Dec. 11-17, 2003
Gift of Giving
By Eileen Jevis/ SUN staff writer
Students at Seton Catholic Central spread cheer among their peers
BINGHAMTON — When Kathy Pfaffenbach’s children came to her four years ago and expressed their concern about the lack of assistance given to teens in Broome County, she told them to come up with a way to address the problem. Pfaffenbach is the coordinator of emergency services of Catholic Charities of Broome County. Her own children were well aware of the increasing need among the poor in the area. Her son, Sam, came up with the idea of starting a Christmas program at Seton Catholic Central Junior/High School that would encourage the students to buy gifts for other teens in their age group. Sam took the idea to the student council and they decided to try it on a limited basis. That was the birth of the Teen to Teen Christmas Program.
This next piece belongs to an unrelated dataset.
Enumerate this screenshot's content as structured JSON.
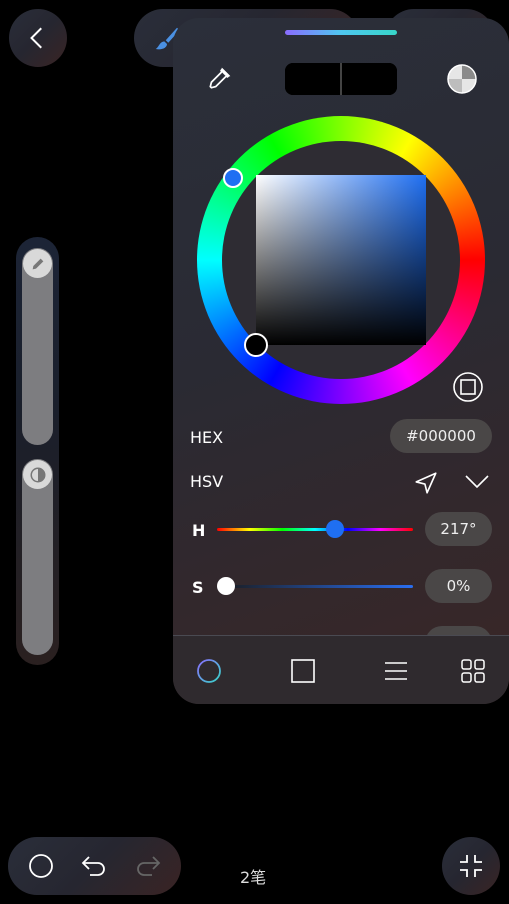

“The first year about 25 to 50 teens received new clothing with a tag on it,” said Pfaffenbach. “That was the year someone donated the magical sweater,” she said. Pfaffenbach said that when she presented a new sweater to a mother to give to her son for Christmas, the mother was in tears. She told Pfaffenbach that was the first time her son had the opportunity to pull the tag off a piece of new clothing. Three years later, Pfaffenbach was hurrying to her car in the parking lot at Catholic Charities to present the program to the students at Seton Catholic. A young man approached her with a bag in his hand. “He had been standing in line waiting for the building to open,” said Pfaffenbach. “I thought he was looking for food.” Instead he handed her the bag and said, “I just want to pass along something that was done for me. I was the kid who received a sweater with a new tag on it and I just wanted to return the favor.”
“Whatever I was going to say at that presentation went right out of my head,” said Pfaffenbach. “I’ve been telling that story to the student body ever since.” Last year the students at Seton Catholic bought Christmas presents for 150 to 200 teens in need. “That’s how this program mushroomed,” said Pfaffenbach. “These kids don’t just bring in hats and mittens. So many bring in quality clothing from places like Old Navy, The Gap, Abercrombie and Fitch. But it’s not about how expensive the clothes are,” she said. “It’s the fact that these kids think enough of someone that they’ve never met.”
Christina Muscatello, a senior at Seton Catholic, has been involved with the Teen to Teen Program since its inception. “I think it’s important because of the faltering economy,” she said. “The people who are in need could have once been in our position of giving. And now they are in need themselves.” A few years back, Christina made fleece hats and brought them in to be given to those in need. “I have a fleece hat business,” she said. “I make specialty hats that are unique.” One year Christina brought in plus-size clothing because she felt that that size was often overlooked. Christina is a volunteer at Catholic Charities of Broome County. She helped out with the Thanksgiving food drive and is a regular volunteer at the food pantry. “I think it’s a great organization. Everyone is there for the common good of helping people,” she said. “There seems to be hate all around us in the world and when you see so many people pouring out love, it’s great to see.”
Gabrielle Nocciolino, an 11th grader at Seton Catholic, has been purchasing gifts for teens in need for three years. “I think a lot of teens often take for granted what they have,” she said. “When it comes down to it, we have so much more to give than we realize. It’s a very rewarding experience. The recipients appreciate even the smallest things.” Gabrielle said that she has purchased everything from toothbrushes to sweaters to give away. As a volunteer at Catholic Charities, Gabrielle said that she is very aware of the number of local people who are in need. “When you go through your everyday routine, it makes you more aware of what you have,” she said. “The people who volunteer at Catholic Charities are there because they want to be. We are not doing it to get something in return. It makes you feel good.” Pfaffenbach said that there are many teens who help. One student who came to mind was Theresa Phan. “She’s a silent kid that does 100 percent,” said Pfaffenbach. “She is there for everything. She shows up with a group of teens behind her ready to do what needs to be done.” Allison Busby, a 12th grader at Seton Catholic, said that the realization of how many people are in need was really brought home to her when she saw the people being helped at Catholic Charities. “It’s people that are our ages who are in need,” she said.
Pfaffenbach said that the project has had a huge impact on the students. “Whenever I talk to the students, it impacts them because of Catholic Charities’ close proximity to the school. “One block away from the school there are people asking for food at Catholic Charities,” she said. “I tell the students they are living out the Gospel message. We are the hands of Jesus.”